Whizz, the hero dog who saved 9 Humans – and another dog – from drowning has been honored with a posthumous award by the People’s Dispensary for Sick Animals, a U.K.-based veterinary charity, after passing away at the age of 12.
Newfoundlands make excellent water rescue dogs, not only because of their strength and large size, but also because of their webbed toes that help them swim. Whizz served as a water rescue dog, and spent most of his life dedicated to patrolling the Bristol Channel and the River Severn with the Royal Navy Rescue.
Apart from saving the lives of drowning humans, Whizz also enriched the lives of hundreds of people as a therapy dog. Whizz worked alongside his owner David Pugh, in his charity Newfound Friends, which has the Newfoundland dogs raising money for charity to help sick children. And so far, the dogs have raised more than £750,000. CLIC Sargeant – the children and young person’s cancer charity – and the oncology unit at Bristol Children’s Hospital have benefited from the fundraising by these dogs.
The PDSA Order of Merit – known as the animals’ OBE – was presented to Whizz’s cousin, Tizz, and Mr Pugh at a ceremony in London. Whizz is the third dog to receive the award, which recognizes animals that display outstanding devotion to their owner or wider society, above and beyond normal companionship.
Whizz rose to fame in 2007 when he was hailed a hero for plunging into an icy pool to save another dog from drowning.
In August 2008, he pulled two girls to safety after they drifted out to sea in an inflatable dinghy at Oxwich beach in Wales and capsized.
Toni Curtis, who Whizz rescued when she had an asthma attack at the beach in 2011, described the experience, “I was sure that nobody would see me and panic really set in. The next thing I knew I heard a muffled voice, telling me to ‘grab the dog’ and before I knew it, I was being pulled to the safety of the lifeboat. Whizz had saved me and I will be forever in his debt.”
‘I am bursting with pride for Whizz. He was a dog in a million and I am truly heartbroken that he isn’t here to receive his medal. He loved working and had an extraordinary talent. Not only was he strong and gentle – he was also so emotionally intuitive.’

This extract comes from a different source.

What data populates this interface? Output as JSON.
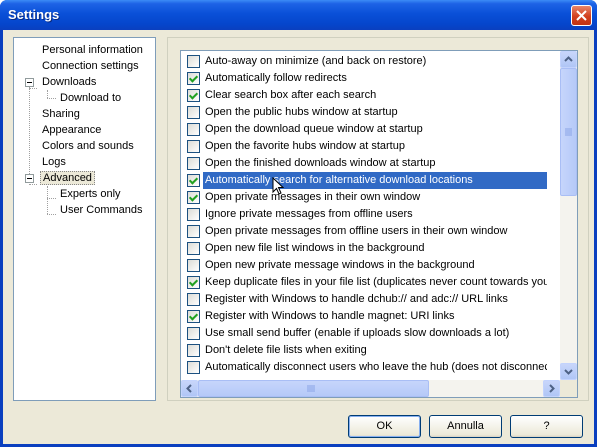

~David Pugh, Whizz’s pet parent
Whizz may have lived for 12 short years but he made a sheer impact in the lives of those who came across him. RIP Whizz.